1 INRA, Laboratoire de zoologie, route de Saintes, 86600 Lusignan, France
2 INRA, Unité expérimentale d'entomologie, Le Magneraud, 17700 Surgères, France
Received 6 November 2007 - Revised 25 January 2008 - Accepted 7 February 2008 - Published online 25 June 2008
Abstract - Laboratory trials were performed at 27 °C on micro-colonies comprised of three Bombus terrestris workers. They were fed with syrup and pollen paste ad libitum. The micro-colonies were terminated on the 14th day after egg-laying. Two bioassays tested the nutritive value of 6 pure pollens and 9 commercial pollen mixes on bumblebee larvae. Among 10 criteria tested, the most sensitive to the different pollens were the mean weight of larvae and the rate of discarded larvae.
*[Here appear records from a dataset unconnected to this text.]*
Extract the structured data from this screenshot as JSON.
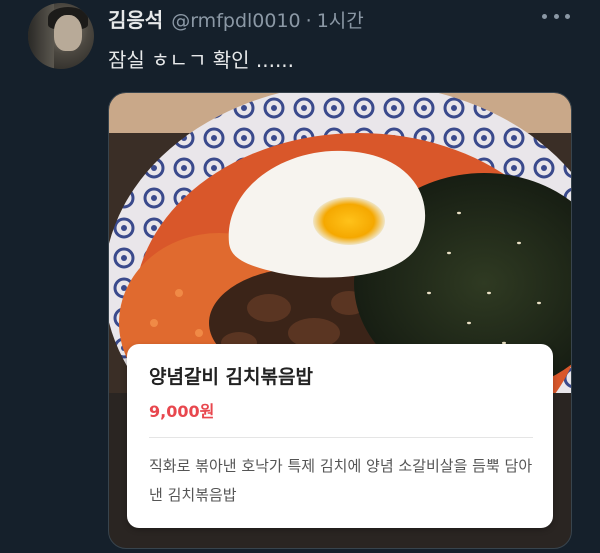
{
  "tweet": {
    "display_name": "김응석",
    "handle": "@rmfpdl0010",
    "separator": "·",
    "time": "1시간",
    "text": "잠실 ㅎㄴㄱ 확인 ......"
  },
  "menu_card": {
    "name": "양념갈비 김치볶음밥",
    "price": "9,000원",
    "description": "직화로 볶아낸 호낙가 특제 김치에 양념 소갈비살을 듬뿍 담아낸 김치볶음밥",
    "price_color": "#e8474e"
  },
  "colors": {
    "background": "#15202b",
    "primary_text": "#e7e9ea",
    "secondary_text": "#8b98a5"
  },
  "icons": {
    "more": "more-horizontal-icon"
  }
}
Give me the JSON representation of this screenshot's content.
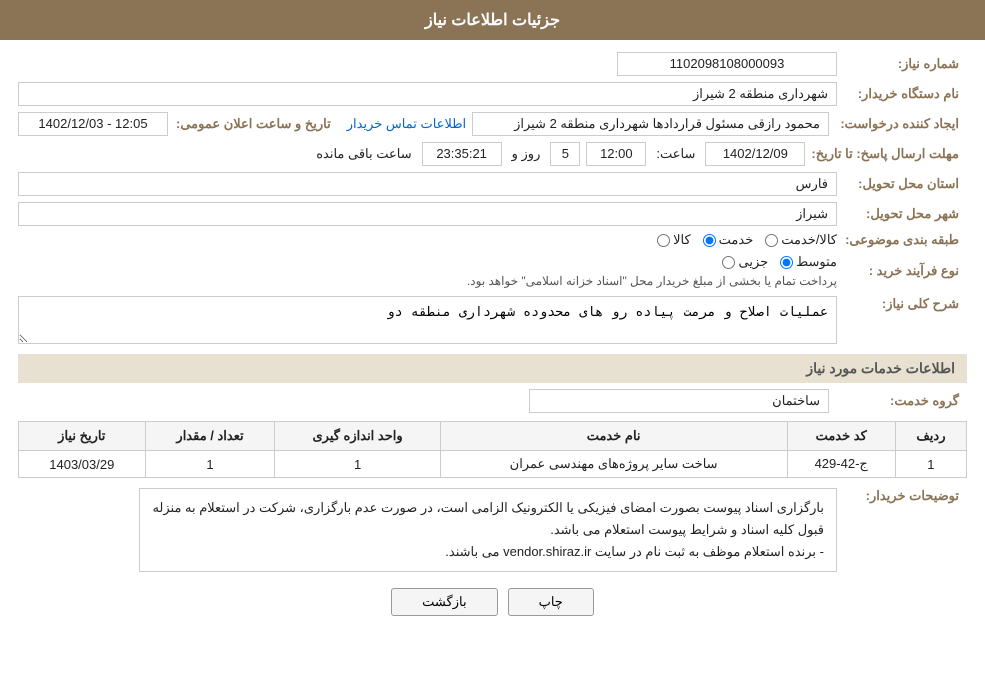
{
  "header": {
    "title": "جزئیات اطلاعات نیاز"
  },
  "fields": {
    "need_number_label": "شماره نیاز:",
    "need_number_value": "1102098108000093",
    "buyer_org_label": "نام دستگاه خریدار:",
    "buyer_org_value": "شهرداری منطقه 2 شیراز",
    "creator_label": "ایجاد کننده درخواست:",
    "creator_value": "محمود رازقی مسئول قراردادها شهرداری منطقه 2 شیراز",
    "creator_link": "اطلاعات تماس خریدار",
    "announce_label": "تاریخ و ساعت اعلان عمومی:",
    "announce_value": "1402/12/03 - 12:05",
    "send_deadline_label": "مهلت ارسال پاسخ: تا تاریخ:",
    "send_date": "1402/12/09",
    "send_time_label": "ساعت:",
    "send_time": "12:00",
    "send_days_label": "روز و",
    "send_days": "5",
    "send_remaining_label": "ساعت باقی مانده",
    "send_remaining_time": "23:35:21",
    "province_label": "استان محل تحویل:",
    "province_value": "فارس",
    "city_label": "شهر محل تحویل:",
    "city_value": "شیراز",
    "category_label": "طبقه بندی موضوعی:",
    "category_options": [
      {
        "label": "کالا",
        "value": "kala"
      },
      {
        "label": "خدمت",
        "value": "khadamat"
      },
      {
        "label": "کالا/خدمت",
        "value": "kala_khadamat"
      }
    ],
    "category_selected": "khadamat",
    "purchase_type_label": "نوع فرآیند خرید :",
    "purchase_type_options": [
      {
        "label": "جزیی",
        "value": "jozi"
      },
      {
        "label": "متوسط",
        "value": "mottavaset"
      }
    ],
    "purchase_type_selected": "mottavaset",
    "purchase_type_note": "پرداخت تمام یا بخشی از مبلغ خریدار محل \"اسناد خزانه اسلامی\" خواهد بود.",
    "need_description_label": "شرح کلی نیاز:",
    "need_description_value": "عملیات اصلاح و مرمت پیاده رو های محدوده شهرداری منطقه دو"
  },
  "services_section": {
    "title": "اطلاعات خدمات مورد نیاز",
    "group_label": "گروه خدمت:",
    "group_value": "ساختمان",
    "table_headers": [
      "ردیف",
      "کد خدمت",
      "نام خدمت",
      "واحد اندازه گیری",
      "تعداد / مقدار",
      "تاریخ نیاز"
    ],
    "table_rows": [
      {
        "row": "1",
        "code": "ج-42-429",
        "name": "ساخت سایر پروژه‌های مهندسی عمران",
        "unit": "1",
        "quantity": "1",
        "date": "1403/03/29"
      }
    ]
  },
  "buyer_notes_section": {
    "label": "توضیحات خریدار:",
    "line1": "بارگزاری اسناد پیوست بصورت امضای فیزیکی یا الکترونیک الزامی است، در صورت عدم بارگزاری، شرکت در استعلام به منزله",
    "line2": "قبول کلیه اسناد و شرایط پیوست استعلام می باشد.",
    "line3": "- برنده استعلام موظف به ثبت نام در سایت vendor.shiraz.ir می باشند."
  },
  "buttons": {
    "back_label": "بازگشت",
    "print_label": "چاپ"
  }
}
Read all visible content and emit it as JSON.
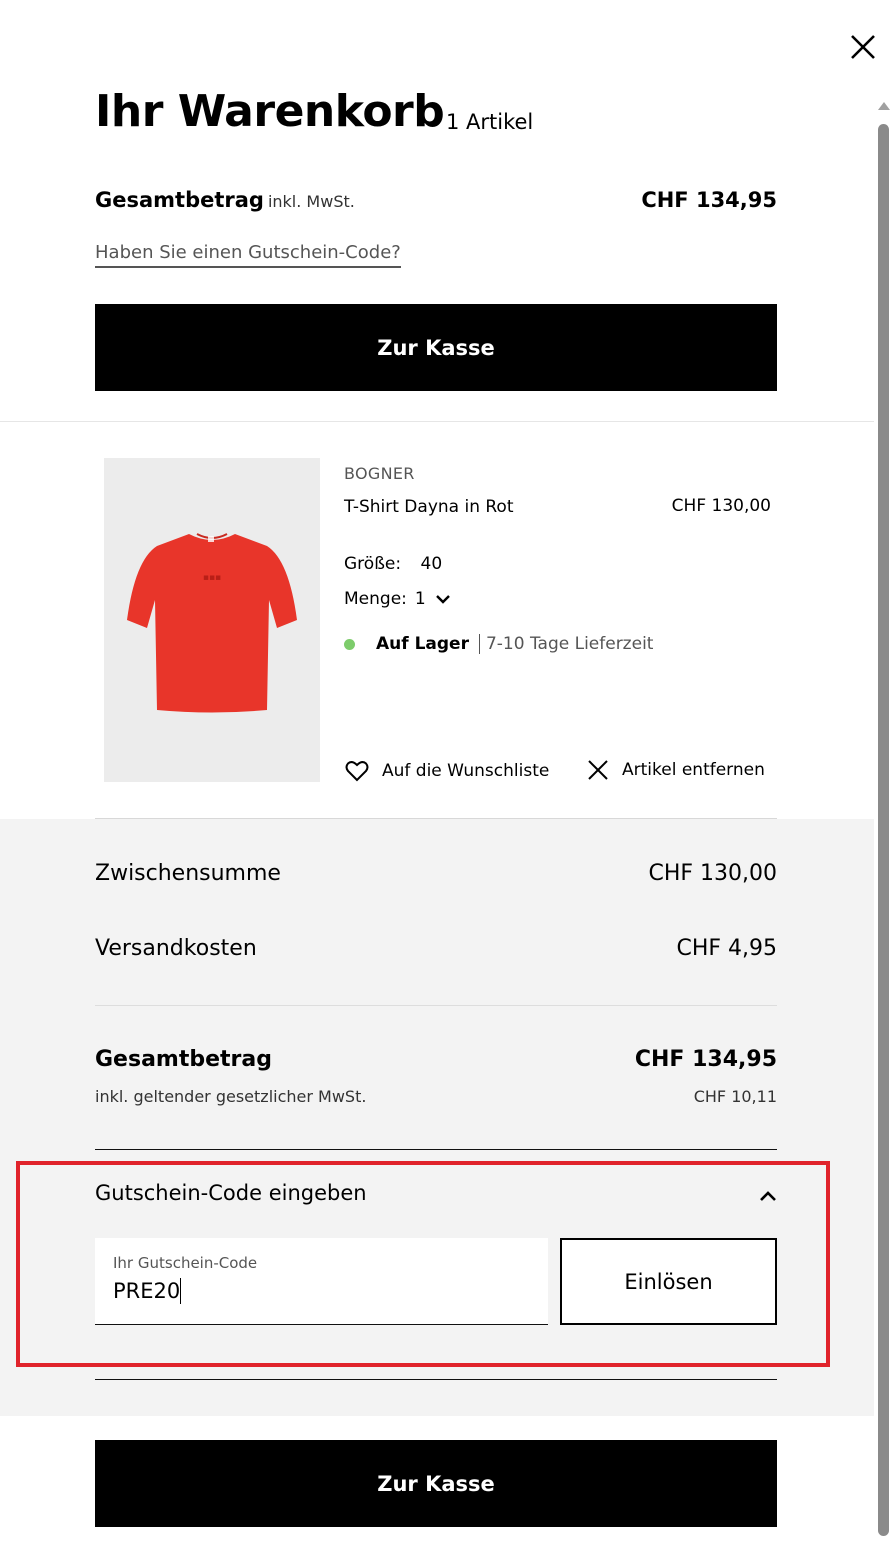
{
  "header": {
    "title": "Ihr Warenkorb",
    "item_count": "1 Artikel"
  },
  "top_summary": {
    "total_label": "Gesamtbetrag",
    "total_suffix": "inkl. MwSt.",
    "total_value": "CHF 134,95",
    "voucher_link": "Haben Sie einen Gutschein-Code?",
    "checkout_label": "Zur Kasse"
  },
  "product": {
    "brand": "BOGNER",
    "name": "T-Shirt Dayna in Rot",
    "price": "CHF 130,00",
    "size_label": "Größe:",
    "size_value": "40",
    "qty_label": "Menge:",
    "qty_value": "1",
    "stock_status": "Auf Lager",
    "delivery_time": "7-10 Tage Lieferzeit",
    "wishlist_label": "Auf die Wunschliste",
    "remove_label": "Artikel entfernen",
    "shirt_color": "#e8352a",
    "stock_color": "#7dcc6b"
  },
  "summary": {
    "subtotal_label": "Zwischensumme",
    "subtotal_value": "CHF 130,00",
    "shipping_label": "Versandkosten",
    "shipping_value": "CHF 4,95",
    "grand_label": "Gesamtbetrag",
    "grand_value": "CHF 134,95",
    "vat_label": "inkl. geltender gesetzlicher MwSt.",
    "vat_value": "CHF 10,11"
  },
  "coupon": {
    "title": "Gutschein-Code eingeben",
    "input_label": "Ihr Gutschein-Code",
    "input_value": "PRE20",
    "redeem_label": "Einlösen",
    "highlight_color": "#e0232b"
  },
  "footer": {
    "checkout_label": "Zur Kasse"
  }
}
Differentiation between treatments was easier with single pollens that ranged from 14.4% to 24.9% crude protein for Helianthus and Castanea respectively, than with mixes that ranged from 12.9% to 17.6%. The best performance ranking was assigned to Castanea, Papaver and Rubus, which produced larvae weighing 110-150 mg, the lowest to Helianthus and Cistus which resulted in larvae of 20-50 mg. The largest larvae (240 mg) were produced with the mix at 96% Brassica and 15.9% protein and the smallest with the mix at the lowest protein content (12.9%) assembling Picris, Hedera, Amaranthus, Solanum, Helianthus and graminaceae.
Key words: Bombus terrestris / Bumble bee / larva / nutritive value / pollen
© INRA, DIB-AGIB, EDP Sciences 2008